Little Palm Island

by Bernard McCormick The Keys Feb 2014 Also on Digital Edition

Celebrating a 50th anniversary in the Keys.

Little Palm Island

If you are wondering where to escape for a few days when your next 50th wedding anniversary comes up, you can do worse than Little Palm Island Resort & Spa. As the name suggests, this is an island, is little and has a lot of palms. It is off Little Torch Key in the Florida Keys, about 30 miles up from Key West. Unlike most of the numerous islands in the Keys, which are largely mangrove-covered, this one has so much tropical foliage it could pass for the South Pacific. In fact, it did, back in 1963 when it was selected for the film, “PT 109,” the saga about President John F. Kennedy’s heroics in World War II.

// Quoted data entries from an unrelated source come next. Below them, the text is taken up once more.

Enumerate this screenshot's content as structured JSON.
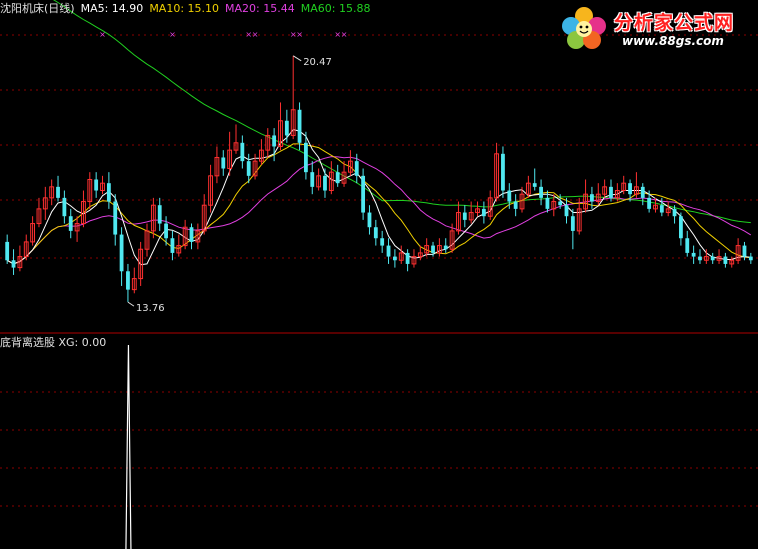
{
  "header": {
    "stock_label": "沈阳机床(日线)",
    "ma5_label": "MA5: 14.90",
    "ma10_label": "MA10: 15.10",
    "ma20_label": "MA20: 15.44",
    "ma60_label": "MA60: 15.88",
    "colors": {
      "stock": "#e0e0e0",
      "ma5": "#ffffff",
      "ma10": "#f0d000",
      "ma20": "#e040e0",
      "ma60": "#20d020"
    }
  },
  "indicator": {
    "label": "底背离选股 XG: 0.00",
    "color": "#ffffff"
  },
  "logo": {
    "title": "分析家公式网",
    "url": "www.88gs.com",
    "icon": "flower-logo-icon"
  },
  "chart_data": {
    "type": "candlestick",
    "price_range": [
      13.0,
      21.5
    ],
    "ylim_indicator": [
      0,
      1
    ],
    "max_label": "20.47",
    "min_label": "13.76",
    "colors": {
      "up": "#ff3030",
      "down": "#50e8f0",
      "ma5": "#ffffff",
      "ma10": "#f0d000",
      "ma20": "#e040e0",
      "ma60": "#20d020",
      "grid": "#8b0000",
      "signal": "#e040e0"
    },
    "candles": [
      [
        15.4,
        14.9,
        15.6,
        14.8
      ],
      [
        14.9,
        14.7,
        15.2,
        14.5
      ],
      [
        14.7,
        15.0,
        15.3,
        14.6
      ],
      [
        15.0,
        15.4,
        15.6,
        14.9
      ],
      [
        15.4,
        15.9,
        16.1,
        15.3
      ],
      [
        15.9,
        16.3,
        16.6,
        15.8
      ],
      [
        16.3,
        16.6,
        16.9,
        16.0
      ],
      [
        16.6,
        16.9,
        17.1,
        16.4
      ],
      [
        16.9,
        16.6,
        17.2,
        16.5
      ],
      [
        16.6,
        16.1,
        16.8,
        15.9
      ],
      [
        16.1,
        15.7,
        16.3,
        15.5
      ],
      [
        15.7,
        15.9,
        16.1,
        15.4
      ],
      [
        15.9,
        16.5,
        16.8,
        15.8
      ],
      [
        16.5,
        17.1,
        17.3,
        16.3
      ],
      [
        17.1,
        16.8,
        17.3,
        16.6
      ],
      [
        16.8,
        17.0,
        17.2,
        16.7
      ],
      [
        17.0,
        16.5,
        17.3,
        16.3
      ],
      [
        16.5,
        15.6,
        16.7,
        15.3
      ],
      [
        15.6,
        14.6,
        15.8,
        14.2
      ],
      [
        14.6,
        14.1,
        14.8,
        13.76
      ],
      [
        14.1,
        14.4,
        14.7,
        14.0
      ],
      [
        14.4,
        15.2,
        15.4,
        14.2
      ],
      [
        15.2,
        15.7,
        15.9,
        15.0
      ],
      [
        15.7,
        16.4,
        16.6,
        15.5
      ],
      [
        16.4,
        15.9,
        16.6,
        15.7
      ],
      [
        15.9,
        15.5,
        16.1,
        15.3
      ],
      [
        15.5,
        15.1,
        15.7,
        14.9
      ],
      [
        15.1,
        15.3,
        15.6,
        15.0
      ],
      [
        15.3,
        15.8,
        16.0,
        15.2
      ],
      [
        15.8,
        15.4,
        15.9,
        15.2
      ],
      [
        15.4,
        15.7,
        15.9,
        15.2
      ],
      [
        15.7,
        16.4,
        16.7,
        15.6
      ],
      [
        16.4,
        17.2,
        17.5,
        16.2
      ],
      [
        17.2,
        17.7,
        18.0,
        17.0
      ],
      [
        17.7,
        17.4,
        17.9,
        17.2
      ],
      [
        17.4,
        17.9,
        18.4,
        17.2
      ],
      [
        17.9,
        18.1,
        18.6,
        17.8
      ],
      [
        18.1,
        17.6,
        18.3,
        17.4
      ],
      [
        17.6,
        17.2,
        17.8,
        17.0
      ],
      [
        17.2,
        17.6,
        17.8,
        17.1
      ],
      [
        17.6,
        17.9,
        18.2,
        17.5
      ],
      [
        17.9,
        18.3,
        18.5,
        17.7
      ],
      [
        18.3,
        18.0,
        18.5,
        17.6
      ],
      [
        18.0,
        18.7,
        19.2,
        17.9
      ],
      [
        18.7,
        18.3,
        19.0,
        18.1
      ],
      [
        18.3,
        19.0,
        20.47,
        18.2
      ],
      [
        19.0,
        18.1,
        19.2,
        17.9
      ],
      [
        18.1,
        17.3,
        18.4,
        17.1
      ],
      [
        17.3,
        16.9,
        17.6,
        16.7
      ],
      [
        16.9,
        17.2,
        17.4,
        16.8
      ],
      [
        17.2,
        16.8,
        17.4,
        16.6
      ],
      [
        16.8,
        17.3,
        17.6,
        16.7
      ],
      [
        17.3,
        17.0,
        17.5,
        16.9
      ],
      [
        17.0,
        17.3,
        17.6,
        16.9
      ],
      [
        17.3,
        17.6,
        17.9,
        17.2
      ],
      [
        17.6,
        17.2,
        17.8,
        17.0
      ],
      [
        17.2,
        16.2,
        17.4,
        16.0
      ],
      [
        16.2,
        15.8,
        16.4,
        15.6
      ],
      [
        15.8,
        15.5,
        16.0,
        15.3
      ],
      [
        15.5,
        15.3,
        15.7,
        15.1
      ],
      [
        15.3,
        15.0,
        15.5,
        14.8
      ],
      [
        15.0,
        14.9,
        15.2,
        14.7
      ],
      [
        14.9,
        15.1,
        15.3,
        14.8
      ],
      [
        15.1,
        14.8,
        15.2,
        14.6
      ],
      [
        14.8,
        15.0,
        15.2,
        14.7
      ],
      [
        15.0,
        15.1,
        15.3,
        14.9
      ],
      [
        15.1,
        15.3,
        15.5,
        15.0
      ],
      [
        15.3,
        15.1,
        15.4,
        15.0
      ],
      [
        15.1,
        15.3,
        15.5,
        15.0
      ],
      [
        15.3,
        15.2,
        15.5,
        15.1
      ],
      [
        15.2,
        15.7,
        15.9,
        15.1
      ],
      [
        15.7,
        16.2,
        16.5,
        15.6
      ],
      [
        16.2,
        16.0,
        16.4,
        15.8
      ],
      [
        16.0,
        16.2,
        16.5,
        15.9
      ],
      [
        16.2,
        16.3,
        16.5,
        16.1
      ],
      [
        16.3,
        16.1,
        16.5,
        15.9
      ],
      [
        16.1,
        16.6,
        16.8,
        16.0
      ],
      [
        16.6,
        17.8,
        18.1,
        16.5
      ],
      [
        17.8,
        16.8,
        18.0,
        16.6
      ],
      [
        16.8,
        16.5,
        17.0,
        16.3
      ],
      [
        16.5,
        16.3,
        16.7,
        16.1
      ],
      [
        16.3,
        16.7,
        16.9,
        16.2
      ],
      [
        16.7,
        17.0,
        17.2,
        16.6
      ],
      [
        17.0,
        16.9,
        17.4,
        16.8
      ],
      [
        16.9,
        16.6,
        17.1,
        16.4
      ],
      [
        16.6,
        16.3,
        16.8,
        16.2
      ],
      [
        16.3,
        16.5,
        16.7,
        16.1
      ],
      [
        16.5,
        16.4,
        16.7,
        16.3
      ],
      [
        16.4,
        16.1,
        16.6,
        15.9
      ],
      [
        16.1,
        15.7,
        16.3,
        15.2
      ],
      [
        15.7,
        16.3,
        16.6,
        15.6
      ],
      [
        16.3,
        16.7,
        17.1,
        16.2
      ],
      [
        16.7,
        16.5,
        16.9,
        16.3
      ],
      [
        16.5,
        16.7,
        17.0,
        16.4
      ],
      [
        16.7,
        16.9,
        17.1,
        16.6
      ],
      [
        16.9,
        16.6,
        17.1,
        16.5
      ],
      [
        16.6,
        16.8,
        17.0,
        16.5
      ],
      [
        16.8,
        17.0,
        17.2,
        16.7
      ],
      [
        17.0,
        16.7,
        17.1,
        16.5
      ],
      [
        16.7,
        16.9,
        17.3,
        16.6
      ],
      [
        16.9,
        16.6,
        17.0,
        16.4
      ],
      [
        16.6,
        16.3,
        16.8,
        16.2
      ],
      [
        16.3,
        16.4,
        16.6,
        16.2
      ],
      [
        16.4,
        16.2,
        16.6,
        16.1
      ],
      [
        16.2,
        16.3,
        16.5,
        16.1
      ],
      [
        16.3,
        16.1,
        16.4,
        15.9
      ],
      [
        16.1,
        15.5,
        16.2,
        15.3
      ],
      [
        15.5,
        15.1,
        15.7,
        15.0
      ],
      [
        15.1,
        15.0,
        15.3,
        14.8
      ],
      [
        15.0,
        14.9,
        15.2,
        14.8
      ],
      [
        14.9,
        15.0,
        15.2,
        14.8
      ],
      [
        15.0,
        14.9,
        15.1,
        14.8
      ],
      [
        14.9,
        15.0,
        15.2,
        14.8
      ],
      [
        15.0,
        14.8,
        15.1,
        14.7
      ],
      [
        14.8,
        14.9,
        15.0,
        14.7
      ],
      [
        14.9,
        15.3,
        15.5,
        14.8
      ],
      [
        15.3,
        15.0,
        15.4,
        14.9
      ],
      [
        15.0,
        14.9,
        15.1,
        14.8
      ]
    ],
    "ma60_start": 23.0,
    "signal_marker_indices": [
      15,
      26,
      38,
      39,
      45,
      46,
      52,
      53
    ]
  }
}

The foliage is not native. Decades back an original owner brought in the palms and numerous other plants, which over the years have grown to give it a distinctively lush appearance. It is also famous for the Key deer who roam the island, fellows about the size of large dogs who think they own the place and sometimes have to be shooed off when they try to snatch stuff from your plate when outdoor dining takes place. There is always an attendant nearby to do the shooing. If it sounds nice, it is about $750 a night nice (depending on the season, it can be more) and that doesn’t include martinis.

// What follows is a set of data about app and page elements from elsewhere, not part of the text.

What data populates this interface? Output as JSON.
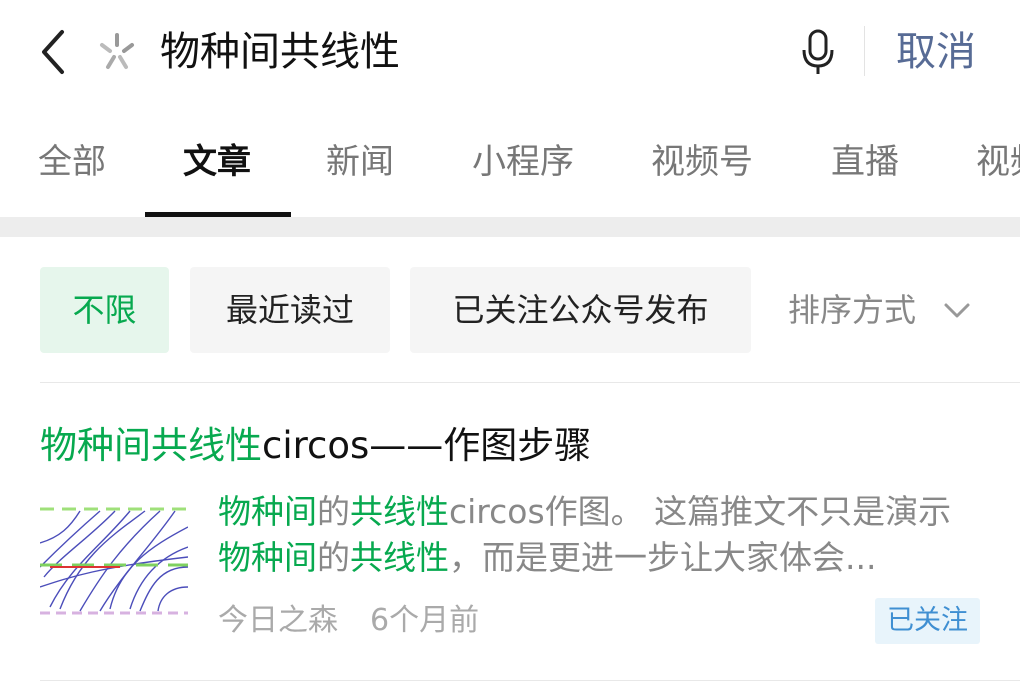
{
  "search": {
    "query": "物种间共线性",
    "cancel_label": "取消"
  },
  "tabs": [
    {
      "label": "全部"
    },
    {
      "label": "文章"
    },
    {
      "label": "新闻"
    },
    {
      "label": "小程序"
    },
    {
      "label": "视频号"
    },
    {
      "label": "直播"
    },
    {
      "label": "视频"
    }
  ],
  "active_tab": "文章",
  "filters": {
    "chips": [
      "不限",
      "最近读过",
      "已关注公众号发布"
    ],
    "sort_label": "排序方式"
  },
  "result": {
    "title_highlight": "物种间共线性",
    "title_rest": "circos——作图步骤",
    "snippet_parts": [
      {
        "text": "物种间",
        "hl": true
      },
      {
        "text": "的",
        "hl": false
      },
      {
        "text": "共线性",
        "hl": true
      },
      {
        "text": "circos作图。 这篇推文不只是演示",
        "hl": false
      },
      {
        "text": "物种间",
        "hl": true
      },
      {
        "text": "的",
        "hl": false
      },
      {
        "text": "共线性",
        "hl": true
      },
      {
        "text": "，而是更进一步让大家体会...",
        "hl": false
      }
    ],
    "source": "今日之森",
    "time": "6个月前",
    "badge": "已关注"
  },
  "colors": {
    "accent": "#07a94f",
    "link": "#576b95",
    "badge_bg": "#e8f4fb",
    "badge_fg": "#3f8fd2"
  }
}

It is obviously one of the country’s most exclusive hideaways, and it is a hideaway. Everything, including the 100 staffers, comes over daily by boat, a 10-minute ride from the mainland. Of course, you can fly in, providing your plane floats. There is nothing east of Little Palm but ocean. Pricey yes, but it is hard to argue with such quality, especially when it is an anniversary present from your kids. The dense growth is constantly manicured and the trails are raked daily. There are only 30 units, spaced along trails through the 5 1/2 acre island, each one rustic luxury. The draped four-poster beds are so high you need a pole vault to get there. The attention to detail, such as personalized stationery, is everywhere. Wherever we wandered for four days, people wished us a happy anniversary. We even got a shout out on the menu. The pleasures are not limited to guests. The public can come over for a few hours to dine, although restaurant visitors are restricted to the dining area. One of those day hoppers was a couple we had not seen for several years when they were regulars on Fort Lauderdale’s Las Olas Boulevard.

It is also a hot spot for weddings. We saw a nice one on our stay. Nothing like exchanging vows on a beach as the sun sinks to the west. The other guests were surprisingly young. They enjoyed the water sports, such as snorkeling and riding those motorized skateboards that seem fun to drive – if you are under 60. We did take a sunset cruise to watch the sun disappear. Only a few hundred bucks. It would have been cheaper had we not been the only people aboard. We sensed a few honeymooners, cooing in strange tongues in the tree-shaded pool, but there was one fellow of upper middle age who was celebrating his first wedding anniversary. Somehow we don’t think it was his first marriage. Note: No kids under 16. No TV. Noble House, which owns the place (and a number of other first-class resorts) wants people to forget there is a real world. It is not hard to do.